Two weeks ago I wrote this piece about the then upcoming Greek Referendum. Given the outcome, it certainly seems that my argument needs some revisiting. Here’s what I wrote:
It’s very insightful to look to the betting markets for indicators. Memories are still fresh of March’s Israeli election and last year’s Scottish independence referendum, when the betting sites were right and the opinion polls were way off. In Israel, 2 weeks before the elections, while opinion polls where all favoring the Labor Party, 81% of gamblers were betting on Netanyahu to come through as the victor. In Scotland, while most opinion polls were split down the middle, political betting lines have unanimously experienced much higher “NO” volumes. In this case the current betting jury is out. Predictit is leaning towards a 2015 EuroZone exit while other betting sites are pointing at no EuroZone exit anytime soon.
Guess what? The predictive markets got it wrong and so did I! Paddy Power had to cough out a substantial amount of money, a result of being left Բed-facedԼ/a> after paying out early to gamblers who incorrectly bet that Greek voters would back an austerity referendum.
Barry Ritholtz has written an insightful, must read and very critical piece on the false wisdom associated with the crowd in such situations. He attributes the frequent failure of prediction markets to a number of factors.
- Real Markets are diverse and trade in huge volumes. Prediction markets are not. This is key to understanding crowd failures, simply because the crowd is best when it creates a thinking market where such doesn’t exist.
- Prediction Markets stakeholders are not close enough to the actual decision makers. In the case of the Greek Referendum, for example, the Paddy Power gamblers were not Greek voters. This is another key, as the crowd must operate under clear incentives in order to create an objective and true judgment.
- Polling data was out, which means the predicting market did not predict a future market but reacted to a “past market”. Or in simple words, they acted as a poll interpreting focus group, and not as a good one compared to scientifically designed ones. This is crucial as crowd wisdom requires independent individual thinking and unbiased “vote casting”.
In a way, this reinforces the basic criteria the crowd requires in order to produce real wisdom: diversity, unbiased and independent thinking, incentives for providing the real opinion, and others.
Good luck with creating this type of environment anytime you wish to leverage crowd wisdom
Does this mean we should we give up on crowd predictions? Of course not. It only means we should continue and learn the difference between use and abuse. Crowd wisdom cannot be trusted blindly. The crowd doesn’t “know” what we “don’t know” as people and sometimes it is wise, as Howard Tullman notes, to forget about the crowd and focus on who matters.
My argument is that crowd wisdom can be very effective in areas where efficient markets haven’t manifested themselves. There’s no point in predicting the price of a stock which is already priced by the crowd in its market form. However, Crowd Wisdom can prove super effective when it creates the dynamics of a free market when such does not exist.

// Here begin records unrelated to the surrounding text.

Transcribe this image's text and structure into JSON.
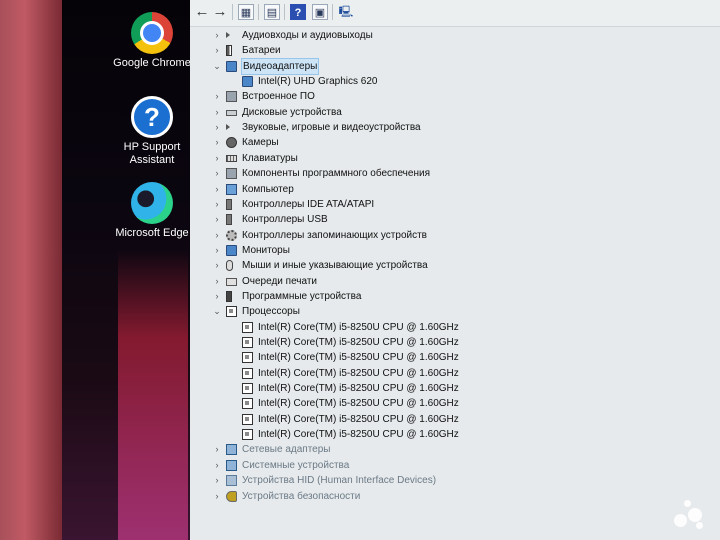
{
  "desktop": {
    "icons": [
      {
        "label": "Google Chrome"
      },
      {
        "label": "HP Support Assistant"
      },
      {
        "label": "Microsoft Edge"
      }
    ]
  },
  "toolbar": {
    "back_glyph": "←",
    "forward_glyph": "→",
    "help_glyph": "?"
  },
  "tree": [
    {
      "label": "Аудиовходы и аудиовыходы",
      "level": 0,
      "expanded": false,
      "icon": "speaker-icon"
    },
    {
      "label": "Батареи",
      "level": 0,
      "expanded": false,
      "icon": "battery-icon"
    },
    {
      "label": "Видеоадаптеры",
      "level": 0,
      "expanded": true,
      "selected": true,
      "icon": "display-adapter-icon"
    },
    {
      "label": "Intel(R) UHD Graphics 620",
      "level": 1,
      "icon": "display-adapter-icon"
    },
    {
      "label": "Встроенное ПО",
      "level": 0,
      "expanded": false,
      "icon": "firmware-icon"
    },
    {
      "label": "Дисковые устройства",
      "level": 0,
      "expanded": false,
      "icon": "disk-icon"
    },
    {
      "label": "Звуковые, игровые и видеоустройства",
      "level": 0,
      "expanded": false,
      "icon": "speaker-icon"
    },
    {
      "label": "Камеры",
      "level": 0,
      "expanded": false,
      "icon": "camera-icon"
    },
    {
      "label": "Клавиатуры",
      "level": 0,
      "expanded": false,
      "icon": "keyboard-icon"
    },
    {
      "label": "Компоненты программного обеспечения",
      "level": 0,
      "expanded": false,
      "icon": "software-component-icon"
    },
    {
      "label": "Компьютер",
      "level": 0,
      "expanded": false,
      "icon": "computer-icon"
    },
    {
      "label": "Контроллеры IDE ATA/ATAPI",
      "level": 0,
      "expanded": false,
      "icon": "ide-controller-icon"
    },
    {
      "label": "Контроллеры USB",
      "level": 0,
      "expanded": false,
      "icon": "usb-icon"
    },
    {
      "label": "Контроллеры запоминающих устройств",
      "level": 0,
      "expanded": false,
      "icon": "storage-controller-icon"
    },
    {
      "label": "Мониторы",
      "level": 0,
      "expanded": false,
      "icon": "monitor-icon"
    },
    {
      "label": "Мыши и иные указывающие устройства",
      "level": 0,
      "expanded": false,
      "icon": "mouse-icon"
    },
    {
      "label": "Очереди печати",
      "level": 0,
      "expanded": false,
      "icon": "printer-icon"
    },
    {
      "label": "Программные устройства",
      "level": 0,
      "expanded": false,
      "icon": "software-device-icon"
    },
    {
      "label": "Процессоры",
      "level": 0,
      "expanded": true,
      "icon": "processor-icon"
    },
    {
      "label": "Intel(R) Core(TM) i5-8250U CPU @ 1.60GHz",
      "level": 1,
      "icon": "processor-icon"
    },
    {
      "label": "Intel(R) Core(TM) i5-8250U CPU @ 1.60GHz",
      "level": 1,
      "icon": "processor-icon"
    },
    {
      "label": "Intel(R) Core(TM) i5-8250U CPU @ 1.60GHz",
      "level": 1,
      "icon": "processor-icon"
    },
    {
      "label": "Intel(R) Core(TM) i5-8250U CPU @ 1.60GHz",
      "level": 1,
      "icon": "processor-icon"
    },
    {
      "label": "Intel(R) Core(TM) i5-8250U CPU @ 1.60GHz",
      "level": 1,
      "icon": "processor-icon"
    },
    {
      "label": "Intel(R) Core(TM) i5-8250U CPU @ 1.60GHz",
      "level": 1,
      "icon": "processor-icon"
    },
    {
      "label": "Intel(R) Core(TM) i5-8250U CPU @ 1.60GHz",
      "level": 1,
      "icon": "processor-icon"
    },
    {
      "label": "Intel(R) Core(TM) i5-8250U CPU @ 1.60GHz",
      "level": 1,
      "icon": "processor-icon"
    },
    {
      "label": "Сетевые адаптеры",
      "level": 0,
      "expanded": false,
      "faded": true,
      "icon": "network-adapter-icon"
    },
    {
      "label": "Системные устройства",
      "level": 0,
      "expanded": false,
      "faded": true,
      "icon": "system-device-icon"
    },
    {
      "label": "Устройства HID (Human Interface Devices)",
      "level": 0,
      "expanded": false,
      "faded": true,
      "icon": "hid-icon"
    },
    {
      "label": "Устройства безопасности",
      "level": 0,
      "expanded": false,
      "faded": true,
      "icon": "security-device-icon"
    }
  ],
  "watermark": {
    "text": "Avito"
  }
}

This can be witnessed in the following cases:
- Predicting if an innovative product will capture significant market share. Kickstarter has demonstrated that very well and there are other alternatives which focus on that alone.
- Bubbling up supporting information such as threats, opportunities & sensitivities (using the actual individual sense rather then the classic, aggregated crowd wisdom definition). This is a very promising area which is yet to be fully explored.
- Identifying important undercurrents before analysts do. When is the tech bubble going to burst? is a great example of an interesting case study for crowd wisdom.
- Finding data that actually represents crowd wisdom but that does not involve explicit crowd “polling”. Investigating Google Trends is a great example of a different way of looking at crowd wisdom.
And in short, keep your eyes open, your brain functioning and your opinions flexible. Or, in the words of Charles H. Spurgeon:
“Wisdom is the right use of knowledge. To know is not to be wise. Many men know a great deal, and are all the greater fools for it. There is no fool so great a fool as a knowing fool. But to know how to use knowledge is to have wisdom.”